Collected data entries
━━━━━━━━━━━━━━━━━━━━
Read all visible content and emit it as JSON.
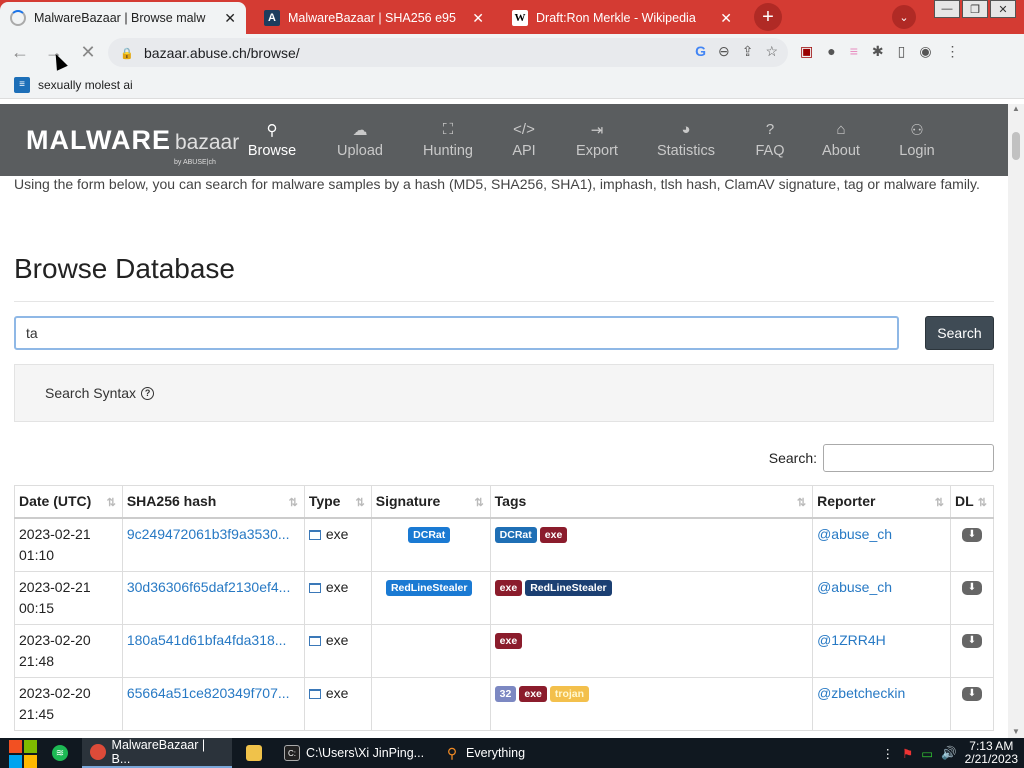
{
  "browser": {
    "tabs": [
      {
        "title": "MalwareBazaar | Browse malw",
        "active": true
      },
      {
        "title": "MalwareBazaar | SHA256 e95",
        "active": false
      },
      {
        "title": "Draft:Ron Merkle - Wikipedia",
        "active": false
      }
    ],
    "url": "bazaar.abuse.ch/browse/",
    "bookmark": "sexually molest ai"
  },
  "site": {
    "logo_main": "MALWARE",
    "logo_sub": "bazaar",
    "logo_by": "by ABUSE|ch",
    "nav": [
      {
        "label": "Browse",
        "icon": "search-icon",
        "glyph": "🔍",
        "active": true
      },
      {
        "label": "Upload",
        "icon": "cloud-upload-icon",
        "glyph": "☁",
        "active": false
      },
      {
        "label": "Hunting",
        "icon": "binoculars-icon",
        "glyph": "⛶",
        "active": false
      },
      {
        "label": "API",
        "icon": "code-icon",
        "glyph": "</>",
        "active": false
      },
      {
        "label": "Export",
        "icon": "export-icon",
        "glyph": "⇥",
        "active": false
      },
      {
        "label": "Statistics",
        "icon": "pie-chart-icon",
        "glyph": "◕",
        "active": false
      },
      {
        "label": "FAQ",
        "icon": "question-icon",
        "glyph": "?",
        "active": false
      },
      {
        "label": "About",
        "icon": "building-icon",
        "glyph": "⌂",
        "active": false
      },
      {
        "label": "Login",
        "icon": "user-icon",
        "glyph": "👤",
        "active": false
      }
    ]
  },
  "page": {
    "intro": "Using the form below, you can search for malware samples by a hash (MD5, SHA256, SHA1), imphash, tlsh hash, ClamAV signature, tag or malware family.",
    "heading": "Browse Database",
    "search_value": "ta",
    "search_button": "Search",
    "syntax_label": "Search Syntax",
    "table_search_label": "Search:"
  },
  "table": {
    "headers": [
      "Date (UTC)",
      "SHA256 hash",
      "Type",
      "Signature",
      "Tags",
      "Reporter",
      "DL"
    ],
    "rows": [
      {
        "date": "2023-02-21",
        "time": "01:10",
        "hash": "9c249472061b3f9a3530...",
        "type": "exe",
        "signature": "DCRat",
        "tags": [
          "DCRat",
          "exe"
        ],
        "reporter": "@abuse_ch"
      },
      {
        "date": "2023-02-21",
        "time": "00:15",
        "hash": "30d36306f65daf2130ef4...",
        "type": "exe",
        "signature": "RedLineStealer",
        "tags": [
          "exe",
          "RedLineStealer"
        ],
        "reporter": "@abuse_ch"
      },
      {
        "date": "2023-02-20",
        "time": "21:48",
        "hash": "180a541d61bfa4fda318...",
        "type": "exe",
        "signature": "",
        "tags": [
          "exe"
        ],
        "reporter": "@1ZRR4H"
      },
      {
        "date": "2023-02-20",
        "time": "21:45",
        "hash": "65664a51ce820349f707...",
        "type": "exe",
        "signature": "",
        "tags": [
          "32",
          "exe",
          "trojan"
        ],
        "reporter": "@zbetcheckin"
      }
    ]
  },
  "tag_colors": {
    "DCRat": "#1f6fb5",
    "exe": "#8b1c2c",
    "RedLineStealer": "#1b3f72",
    "32": "#7c88c2",
    "trojan": "#f3c04c",
    "sig_DCRat": "#1a7ad3",
    "sig_RedLineStealer": "#1a7ad3"
  },
  "taskbar": {
    "items": [
      {
        "label": "MalwareBazaar | B...",
        "open": true
      },
      {
        "label": "",
        "open": false
      },
      {
        "label": "C:\\Users\\Xi JinPing...",
        "open": false
      },
      {
        "label": "Everything",
        "open": false
      }
    ],
    "time": "7:13 AM",
    "date": "2/21/2023"
  }
}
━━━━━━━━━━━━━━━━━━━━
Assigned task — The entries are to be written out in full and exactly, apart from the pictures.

Answer for this exercise —
Read all visible content and emit it as JSON.
{
  "browser": {
    "tabs": [
      {
        "title": "MalwareBazaar | Browse malw",
        "active": true
      },
      {
        "title": "MalwareBazaar | SHA256 e95",
        "active": false
      },
      {
        "title": "Draft:Ron Merkle - Wikipedia",
        "active": false
      }
    ],
    "url": "bazaar.abuse.ch/browse/",
    "bookmark": "sexually molest ai"
  },
  "site": {
    "logo_main": "MALWARE",
    "logo_sub": "bazaar",
    "logo_by": "by ABUSE|ch",
    "nav": [
      {
        "label": "Browse",
        "icon": "search-icon",
        "glyph": "🔍",
        "active": true
      },
      {
        "label": "Upload",
        "icon": "cloud-upload-icon",
        "glyph": "☁",
        "active": false
      },
      {
        "label": "Hunting",
        "icon": "binoculars-icon",
        "glyph": "⛶",
        "active": false
      },
      {
        "label": "API",
        "icon": "code-icon",
        "glyph": "</>",
        "active": false
      },
      {
        "label": "Export",
        "icon": "export-icon",
        "glyph": "⇥",
        "active": false
      },
      {
        "label": "Statistics",
        "icon": "pie-chart-icon",
        "glyph": "◕",
        "active": false
      },
      {
        "label": "FAQ",
        "icon": "question-icon",
        "glyph": "?",
        "active": false
      },
      {
        "label": "About",
        "icon": "building-icon",
        "glyph": "⌂",
        "active": false
      },
      {
        "label": "Login",
        "icon": "user-icon",
        "glyph": "👤",
        "active": false
      }
    ]
  },
  "page": {
    "intro": "Using the form below, you can search for malware samples by a hash (MD5, SHA256, SHA1), imphash, tlsh hash, ClamAV signature, tag or malware family.",
    "heading": "Browse Database",
    "search_value": "ta",
    "search_button": "Search",
    "syntax_label": "Search Syntax",
    "table_search_label": "Search:"
  },
  "table": {
    "headers": [
      "Date (UTC)",
      "SHA256 hash",
      "Type",
      "Signature",
      "Tags",
      "Reporter",
      "DL"
    ],
    "rows": [
      {
        "date": "2023-02-21",
        "time": "01:10",
        "hash": "9c249472061b3f9a3530...",
        "type": "exe",
        "signature": "DCRat",
        "tags": [
          "DCRat",
          "exe"
        ],
        "reporter": "@abuse_ch"
      },
      {
        "date": "2023-02-21",
        "time": "00:15",
        "hash": "30d36306f65daf2130ef4...",
        "type": "exe",
        "signature": "RedLineStealer",
        "tags": [
          "exe",
          "RedLineStealer"
        ],
        "reporter": "@abuse_ch"
      },
      {
        "date": "2023-02-20",
        "time": "21:48",
        "hash": "180a541d61bfa4fda318...",
        "type": "exe",
        "signature": "",
        "tags": [
          "exe"
        ],
        "reporter": "@1ZRR4H"
      },
      {
        "date": "2023-02-20",
        "time": "21:45",
        "hash": "65664a51ce820349f707...",
        "type": "exe",
        "signature": "",
        "tags": [
          "32",
          "exe",
          "trojan"
        ],
        "reporter": "@zbetcheckin"
      }
    ]
  },
  "tag_colors": {
    "DCRat": "#1f6fb5",
    "exe": "#8b1c2c",
    "RedLineStealer": "#1b3f72",
    "32": "#7c88c2",
    "trojan": "#f3c04c",
    "sig_DCRat": "#1a7ad3",
    "sig_RedLineStealer": "#1a7ad3"
  },
  "taskbar": {
    "items": [
      {
        "label": "MalwareBazaar | B...",
        "open": true
      },
      {
        "label": "",
        "open": false
      },
      {
        "label": "C:\\Users\\Xi JinPing...",
        "open": false
      },
      {
        "label": "Everything",
        "open": false
      }
    ],
    "time": "7:13 AM",
    "date": "2/21/2023"
  }
}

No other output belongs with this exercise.